“Tell them about the damn shark!”
I did. I told them the story of me fighting the megalodon. I did a better story writing it here, for you. I was drunk that night, telling it to them. And I really wanted to impress her.
Well, I got my wish. She was captivated the entire time. She may have been a little drunk, but she didn’t even notice Evan trying to get out of the booth past her until he touched her cheek with a light brush.
She squeaked, her ears flipped back and pinned close to her head, and then she fell out of the booth. I tried to reach down to help her up but succeeded only in adding myself to the floor. Evan stepped out and offered to help her up. She was looking me in the eye, a smile on her lips. Ice cubes sat on the floor between us.
“No, thank you. I’m fine,” she said happily to him without breaking eye contact with me. I wanted to say something, but everything sounded stupid in my head. Evan walked off, and Amelia hummed to herself. “I thought you were a crazy woman when I first met you” Anastania told me as we lay there, “and, if half of what you say is true, then I was very right about that. But I was also very wrong when I said I didn’t want to go with you” she said, reaching a hand toward me and placing it on my cheek. “I want to see the world. I’m not ready to stay here. I want to see the world. Did I say that already? Well, I mean it” she said assuredly. I just listened to her, in love with the moment. “I want to see the world, and I think you could help me stay safe while I do it. Will you be there for me?” she pleaded. I nodded, dumbstruck. “Good!” she smiled, “I’m so excited! I think we’re going to be good friends, Rika”

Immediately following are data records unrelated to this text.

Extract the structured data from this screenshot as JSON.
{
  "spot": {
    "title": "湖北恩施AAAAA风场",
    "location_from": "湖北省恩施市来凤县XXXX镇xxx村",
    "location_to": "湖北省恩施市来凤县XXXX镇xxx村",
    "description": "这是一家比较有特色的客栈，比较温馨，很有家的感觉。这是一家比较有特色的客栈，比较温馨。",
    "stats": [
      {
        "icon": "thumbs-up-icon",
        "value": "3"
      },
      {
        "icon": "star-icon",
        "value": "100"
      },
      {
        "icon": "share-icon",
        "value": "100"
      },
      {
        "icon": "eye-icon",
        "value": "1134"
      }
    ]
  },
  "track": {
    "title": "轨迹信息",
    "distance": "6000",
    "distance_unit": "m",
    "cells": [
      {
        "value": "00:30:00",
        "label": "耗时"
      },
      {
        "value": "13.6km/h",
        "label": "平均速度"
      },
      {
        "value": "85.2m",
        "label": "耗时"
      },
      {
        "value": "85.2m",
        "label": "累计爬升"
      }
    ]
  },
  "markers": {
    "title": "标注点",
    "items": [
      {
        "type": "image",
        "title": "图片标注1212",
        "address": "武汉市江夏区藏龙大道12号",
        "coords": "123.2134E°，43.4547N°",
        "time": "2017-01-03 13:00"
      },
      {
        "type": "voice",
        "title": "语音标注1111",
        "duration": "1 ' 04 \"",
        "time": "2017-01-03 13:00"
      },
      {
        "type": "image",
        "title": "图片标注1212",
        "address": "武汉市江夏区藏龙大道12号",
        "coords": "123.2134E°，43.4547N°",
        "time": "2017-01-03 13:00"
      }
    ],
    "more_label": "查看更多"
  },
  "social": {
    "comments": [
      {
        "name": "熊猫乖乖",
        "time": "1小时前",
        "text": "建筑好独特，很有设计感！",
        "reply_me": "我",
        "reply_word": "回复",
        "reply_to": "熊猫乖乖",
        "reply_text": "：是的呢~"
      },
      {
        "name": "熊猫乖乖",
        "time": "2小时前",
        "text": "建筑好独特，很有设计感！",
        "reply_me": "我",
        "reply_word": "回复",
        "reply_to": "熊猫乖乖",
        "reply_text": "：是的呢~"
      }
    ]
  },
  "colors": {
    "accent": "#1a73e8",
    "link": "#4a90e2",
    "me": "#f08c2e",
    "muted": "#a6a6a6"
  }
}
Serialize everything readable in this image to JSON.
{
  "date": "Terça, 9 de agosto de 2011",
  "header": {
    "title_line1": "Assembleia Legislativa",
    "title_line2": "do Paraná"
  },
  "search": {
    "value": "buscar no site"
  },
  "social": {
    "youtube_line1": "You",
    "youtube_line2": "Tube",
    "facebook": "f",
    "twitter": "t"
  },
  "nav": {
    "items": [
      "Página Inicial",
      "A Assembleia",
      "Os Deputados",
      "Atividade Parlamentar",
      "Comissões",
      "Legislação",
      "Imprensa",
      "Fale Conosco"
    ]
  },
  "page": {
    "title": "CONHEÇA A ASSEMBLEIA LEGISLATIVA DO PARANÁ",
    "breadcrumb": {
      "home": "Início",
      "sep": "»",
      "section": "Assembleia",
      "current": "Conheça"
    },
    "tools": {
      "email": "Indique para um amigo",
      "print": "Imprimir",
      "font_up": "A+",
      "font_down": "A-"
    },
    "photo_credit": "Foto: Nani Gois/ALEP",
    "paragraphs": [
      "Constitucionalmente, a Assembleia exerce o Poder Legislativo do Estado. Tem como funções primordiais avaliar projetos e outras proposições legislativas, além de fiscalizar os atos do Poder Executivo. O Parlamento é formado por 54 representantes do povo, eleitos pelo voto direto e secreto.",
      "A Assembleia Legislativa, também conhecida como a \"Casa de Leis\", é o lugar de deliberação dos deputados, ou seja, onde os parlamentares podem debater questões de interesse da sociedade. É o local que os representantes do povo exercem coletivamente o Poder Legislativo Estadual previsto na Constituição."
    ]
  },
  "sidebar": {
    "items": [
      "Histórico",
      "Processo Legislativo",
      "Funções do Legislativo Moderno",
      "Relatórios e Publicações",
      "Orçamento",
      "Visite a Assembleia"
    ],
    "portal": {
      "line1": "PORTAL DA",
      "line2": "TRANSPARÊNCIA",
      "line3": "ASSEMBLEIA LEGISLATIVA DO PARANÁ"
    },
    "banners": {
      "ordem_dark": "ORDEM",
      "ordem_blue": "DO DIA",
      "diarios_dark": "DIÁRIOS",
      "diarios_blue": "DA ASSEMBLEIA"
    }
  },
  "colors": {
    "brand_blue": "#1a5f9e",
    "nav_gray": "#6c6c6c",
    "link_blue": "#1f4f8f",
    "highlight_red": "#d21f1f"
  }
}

“Are you two getting up from there, or should we send you to the room?” Amelia asked, peeking her head over the seat. I smiled at her; my heart too full of wonder to allow my brain to find words. Words weren’t necessary. I had just made the most important promise of my life.